At one point she walked past a door and halted, frowning. It was the door of the closet she’d hid in when escaping the ghost. The girl thought for a moment. If a zombie were to attack her in her current state, she would barely be able to outrun it. She rubbed her eyes. Her legs were shaking.

The girl opened the closet and stepped inside. Something crunched under her foot.

Suddenly, voice hissed at her from the darkness.

“You killed it,” it whispered. The girl jumped at the sound. It was a soft, distant voice, echoing in her ears. It was coming from the closet.

“You killed so many,” it said. “I will make you pay.”

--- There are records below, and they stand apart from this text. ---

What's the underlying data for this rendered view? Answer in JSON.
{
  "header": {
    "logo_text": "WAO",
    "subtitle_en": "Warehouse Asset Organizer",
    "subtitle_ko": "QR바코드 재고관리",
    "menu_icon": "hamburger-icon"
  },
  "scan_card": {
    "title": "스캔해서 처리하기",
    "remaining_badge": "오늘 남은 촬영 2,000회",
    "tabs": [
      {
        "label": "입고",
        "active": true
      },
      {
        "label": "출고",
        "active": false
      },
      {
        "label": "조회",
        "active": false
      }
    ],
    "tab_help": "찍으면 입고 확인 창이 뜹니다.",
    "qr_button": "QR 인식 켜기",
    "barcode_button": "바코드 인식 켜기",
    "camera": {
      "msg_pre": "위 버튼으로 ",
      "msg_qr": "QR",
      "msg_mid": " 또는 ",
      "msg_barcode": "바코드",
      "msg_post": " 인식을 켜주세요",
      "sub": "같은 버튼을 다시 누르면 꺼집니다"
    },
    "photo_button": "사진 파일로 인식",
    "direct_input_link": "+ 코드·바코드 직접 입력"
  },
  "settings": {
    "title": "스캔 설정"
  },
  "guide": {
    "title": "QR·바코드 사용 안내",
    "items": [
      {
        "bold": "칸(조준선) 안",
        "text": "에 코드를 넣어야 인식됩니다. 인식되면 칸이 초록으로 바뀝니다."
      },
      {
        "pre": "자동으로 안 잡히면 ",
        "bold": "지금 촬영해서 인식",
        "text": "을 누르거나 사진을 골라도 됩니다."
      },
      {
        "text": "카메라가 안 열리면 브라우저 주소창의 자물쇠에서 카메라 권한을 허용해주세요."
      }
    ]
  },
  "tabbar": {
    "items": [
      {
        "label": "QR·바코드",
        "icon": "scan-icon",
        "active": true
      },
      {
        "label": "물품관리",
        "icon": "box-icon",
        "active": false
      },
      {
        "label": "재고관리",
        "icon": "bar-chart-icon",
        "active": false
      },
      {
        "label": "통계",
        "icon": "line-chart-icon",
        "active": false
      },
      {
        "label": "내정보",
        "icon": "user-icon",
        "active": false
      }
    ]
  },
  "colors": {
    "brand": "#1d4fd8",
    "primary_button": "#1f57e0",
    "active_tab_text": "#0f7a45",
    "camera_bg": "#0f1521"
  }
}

Something itched on her foot and she shook it frantically, dislodging the small black shape of a spider from her leg. The girl’s eyes widened as the spider hit the floor. And a black sea of crawling legs poured from the closet and pounced at her.

She staggered backwards, tripping on her cape, as the writhing mass seethed around her feet. She leaped as far away as she could, feeling bodies crunch as she landed and ran. The spiders followed, crawling along the walls, giving chase until they were on either side of the girl.

The spiders rained down on her; in her hair, on her face, all over the girl. She fought, she smashed, she stomped on them but there were too many. At the last minute, she reached out a hand in a desperate attempt to get away before she was buried in a twisting, black mob.


“Why can’t we just eat her?”

“She’s your friend, is she not?” Dominic said, glancing briefly at the banana.

The giant banana peel drooped a little. “Well, not exactly.”

Dominic gave him a quizzical look and turned to the spider queen. “When will she wake up?”

The spider queen was stroking the black widow perched on her shoulder. “Any moment know,” she said in her quiet, whispery voice. “She killed so many,” she added softly.

“Humans panic easily,” Dominic reasoned. He watched the girl curled asleep on the ground.

Her eyes fluttered. Groaning, the girl sat up, rubbing her head, wincing a little. She rubbed the sleep from her eyes and blinked.

The girl saw Dominic and scrambled backwards.

You!” she shrieked. She saw the spider queen standing next to him and her eyes grew wide. “Oh no.”

The reaper was sitting in a chair with his scythe leaned on a table. The ghost drifted lazily around the room, lost in thought, his hollow eyes staring. The girl’s gaze rested on the banana. In the place of the boy she’d known before was a mutant banana peel. What she had originally thought of as tentacles were actually the individual peels. The banana stood of four of these peels like an octopus. He did not have a face.

“Oh no, no, no,” the girl breathed. She glared at Dominic. “What did you do.”

“I didn’t do anything,” Dominic answered calmly. “The house did.”

The girl stared at him.

“Well, I have to admit we got a pretty nice turnout this year,” he shrugged. “Now then. What do you say we turn those rubber fangs of yours into real ones?”